In Chinese villages, grandmothers run the show. They wake early, hustle up food for their families, prepare their grandchildren for school, plant and harvest crops and sell leftover fruits, vegetables and meat in local markets. They are powerhouses, these women. In the Chinese tradition, in addition to their daily chores, they take care of their grandchildren. Grandmothers throughout the countryside can be seen going about their lives with babies strapped to their backs and toddlers clinging to their legs. Parents work outside the home. Grandparents hold the home together. So it was when I returned to China this past year. The grandmothers wore the babies, carrying them in their arms and across their backs. They fed them freshly sliced apples and peeled off slivers of orange, popping them into tiny mouths. Grandmothers ensure children are bundled up for the chill of winter, arms padded with so many layers the kids can't lower their arms.
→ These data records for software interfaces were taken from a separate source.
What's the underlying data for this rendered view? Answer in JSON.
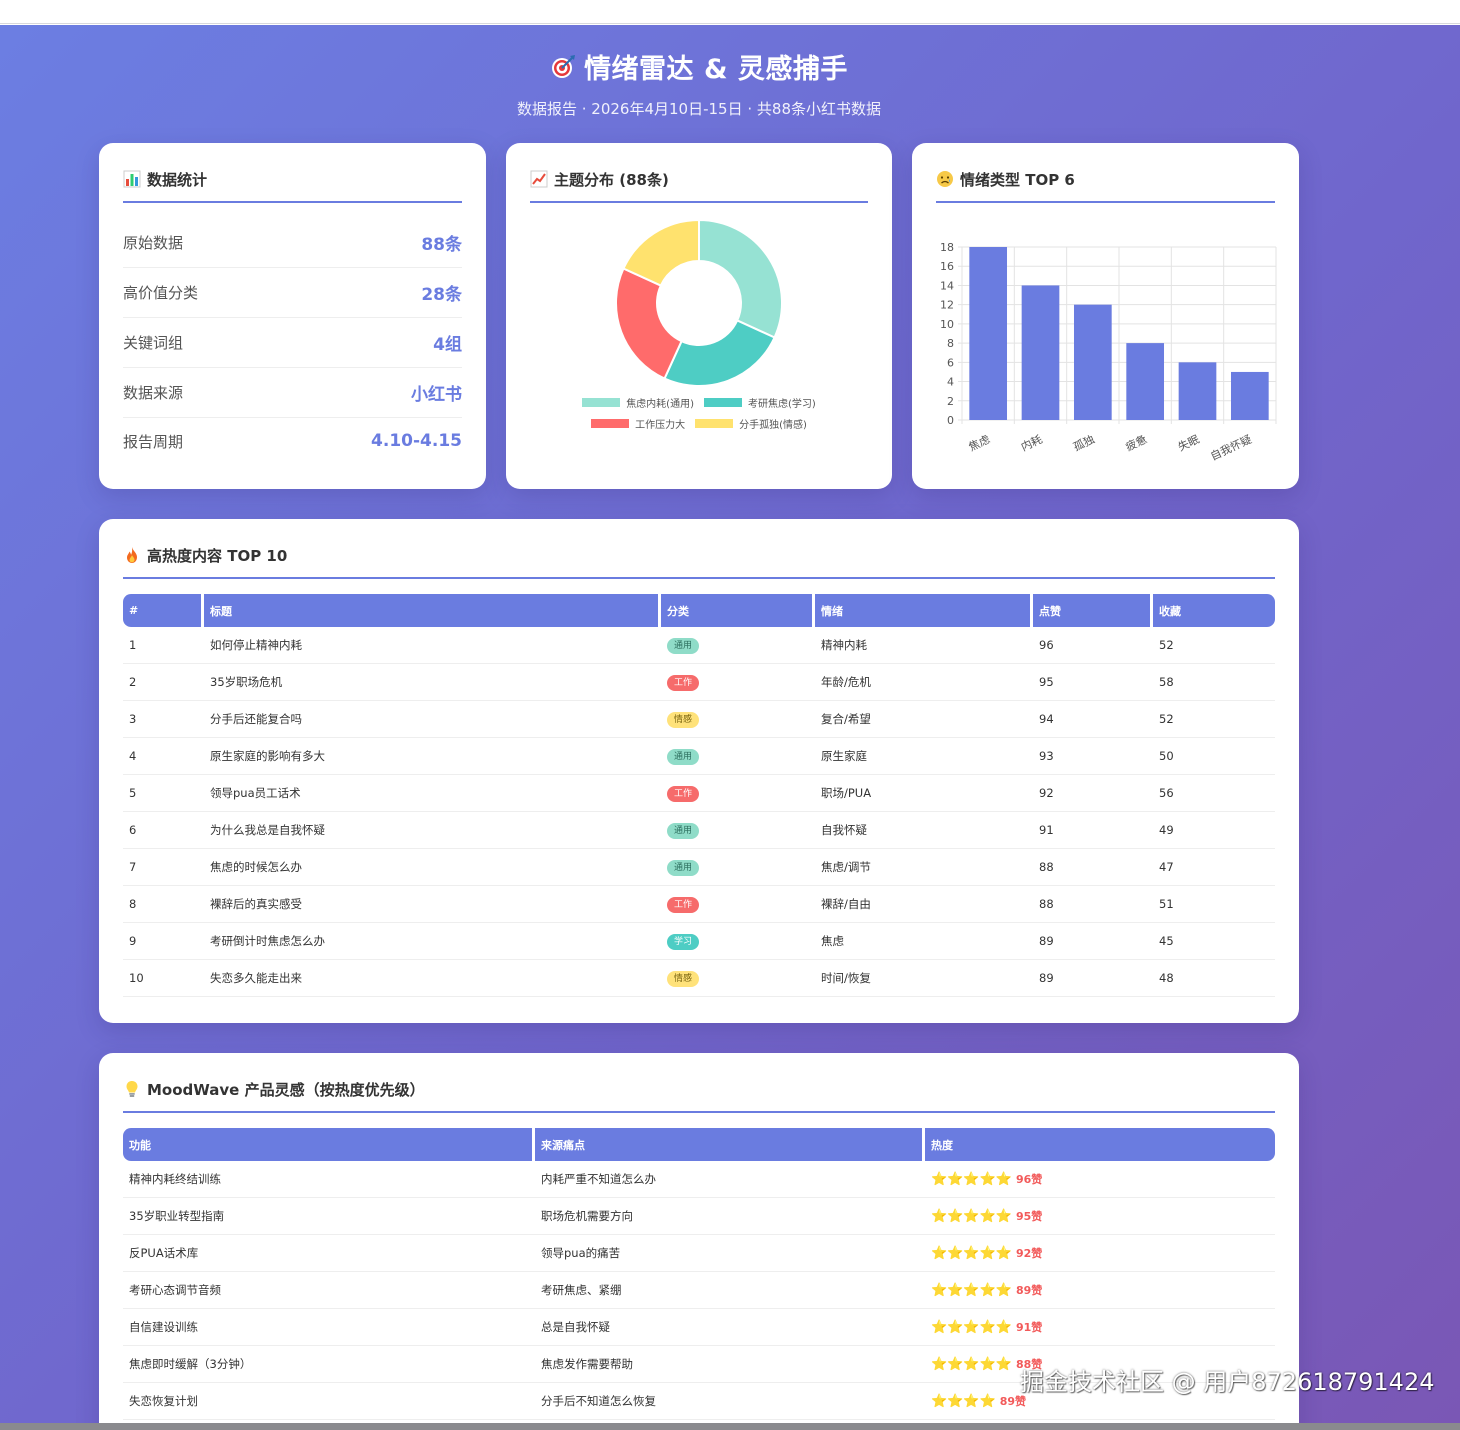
{
  "header": {
    "title": "情绪雷达 & 灵感捕手",
    "subtitle": "数据报告 · 2026年4月10日-15日 · 共88条小红书数据"
  },
  "stats_card": {
    "title": "数据统计",
    "rows": [
      {
        "label": "原始数据",
        "value": "88条"
      },
      {
        "label": "高价值分类",
        "value": "28条"
      },
      {
        "label": "关键词组",
        "value": "4组"
      },
      {
        "label": "数据来源",
        "value": "小红书"
      },
      {
        "label": "报告周期",
        "value": "4.10-4.15"
      }
    ]
  },
  "topic_card": {
    "title": "主题分布 (88条)"
  },
  "emotion_card": {
    "title": "情绪类型 TOP 6"
  },
  "chart_data": [
    {
      "type": "pie",
      "title": "",
      "donut": true,
      "categories": [
        "焦虑内耗(通用)",
        "考研焦虑(学习)",
        "工作压力大",
        "分手孤独(情感)"
      ],
      "values": [
        28,
        22,
        22,
        16
      ],
      "colors": [
        "#96e2d3",
        "#4ecdc4",
        "#ff6b6b",
        "#ffe26e"
      ],
      "legend": "bottom"
    },
    {
      "type": "bar",
      "title": "",
      "categories": [
        "焦虑",
        "内耗",
        "孤独",
        "疲惫",
        "失眠",
        "自我怀疑"
      ],
      "values": [
        18,
        14,
        12,
        8,
        6,
        5
      ],
      "ylim": [
        0,
        18
      ],
      "yticks": [
        0,
        2,
        4,
        6,
        8,
        10,
        12,
        14,
        16,
        18
      ],
      "grid": true,
      "color": "#6a7ce0",
      "xlabel": "",
      "ylabel": ""
    }
  ],
  "hot_card": {
    "title": "高热度内容 TOP 10",
    "columns": [
      "#",
      "标题",
      "分类",
      "情绪",
      "点赞",
      "收藏"
    ],
    "rows": [
      {
        "rank": "1",
        "title": "如何停止精神内耗",
        "cat": "通用",
        "cat_type": "general",
        "emotion": "精神内耗",
        "likes": "96",
        "saves": "52"
      },
      {
        "rank": "2",
        "title": "35岁职场危机",
        "cat": "工作",
        "cat_type": "work",
        "emotion": "年龄/危机",
        "likes": "95",
        "saves": "58"
      },
      {
        "rank": "3",
        "title": "分手后还能复合吗",
        "cat": "情感",
        "cat_type": "emotion",
        "emotion": "复合/希望",
        "likes": "94",
        "saves": "52"
      },
      {
        "rank": "4",
        "title": "原生家庭的影响有多大",
        "cat": "通用",
        "cat_type": "general",
        "emotion": "原生家庭",
        "likes": "93",
        "saves": "50"
      },
      {
        "rank": "5",
        "title": "领导pua员工话术",
        "cat": "工作",
        "cat_type": "work",
        "emotion": "职场/PUA",
        "likes": "92",
        "saves": "56"
      },
      {
        "rank": "6",
        "title": "为什么我总是自我怀疑",
        "cat": "通用",
        "cat_type": "general",
        "emotion": "自我怀疑",
        "likes": "91",
        "saves": "49"
      },
      {
        "rank": "7",
        "title": "焦虑的时候怎么办",
        "cat": "通用",
        "cat_type": "general",
        "emotion": "焦虑/调节",
        "likes": "88",
        "saves": "47"
      },
      {
        "rank": "8",
        "title": "裸辞后的真实感受",
        "cat": "工作",
        "cat_type": "work",
        "emotion": "裸辞/自由",
        "likes": "88",
        "saves": "51"
      },
      {
        "rank": "9",
        "title": "考研倒计时焦虑怎么办",
        "cat": "学习",
        "cat_type": "study",
        "emotion": "焦虑",
        "likes": "89",
        "saves": "45"
      },
      {
        "rank": "10",
        "title": "失恋多久能走出来",
        "cat": "情感",
        "cat_type": "emotion",
        "emotion": "时间/恢复",
        "likes": "89",
        "saves": "48"
      }
    ]
  },
  "idea_card": {
    "title": "MoodWave 产品灵感（按热度优先级）",
    "columns": [
      "功能",
      "来源痛点",
      "热度"
    ],
    "rows": [
      {
        "feature": "精神内耗终结训练",
        "pain": "内耗严重不知道怎么办",
        "stars": "⭐⭐⭐⭐⭐",
        "heat": "96赞"
      },
      {
        "feature": "35岁职业转型指南",
        "pain": "职场危机需要方向",
        "stars": "⭐⭐⭐⭐⭐",
        "heat": "95赞"
      },
      {
        "feature": "反PUA话术库",
        "pain": "领导pua的痛苦",
        "stars": "⭐⭐⭐⭐⭐",
        "heat": "92赞"
      },
      {
        "feature": "考研心态调节音频",
        "pain": "考研焦虑、紧绷",
        "stars": "⭐⭐⭐⭐⭐",
        "heat": "89赞"
      },
      {
        "feature": "自信建设训练",
        "pain": "总是自我怀疑",
        "stars": "⭐⭐⭐⭐⭐",
        "heat": "91赞"
      },
      {
        "feature": "焦虑即时缓解（3分钟）",
        "pain": "焦虑发作需要帮助",
        "stars": "⭐⭐⭐⭐⭐",
        "heat": "88赞"
      },
      {
        "feature": "失恋恢复计划",
        "pain": "分手后不知道怎么恢复",
        "stars": "⭐⭐⭐⭐",
        "heat": "89赞"
      }
    ]
  },
  "watermark": "掘金技术社区 @ 用户872618791424"
}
One of the traditional chores for a Chinese grandmother is to make shoes for her family. Not every grandmother can do this, however. It's an art passed on to only a few, depending on her mother's and grandmother's skills. As globalization takes hold and villagers continue to migrate to bigger cities in search of better jobs and opportunities, the grandmothers stay behind. They tend to the land and the people, the littlest people, who cannot yet migrate. Amidst all of this, these tasks and chores, they stitch shoes. Needle and thread. Scissors. Cotton, velvet and corduroy. Buttons and snaps. They sit, with their grandchildren, in markets and beside rivers, in the courtyard of a family home, and they make shoes.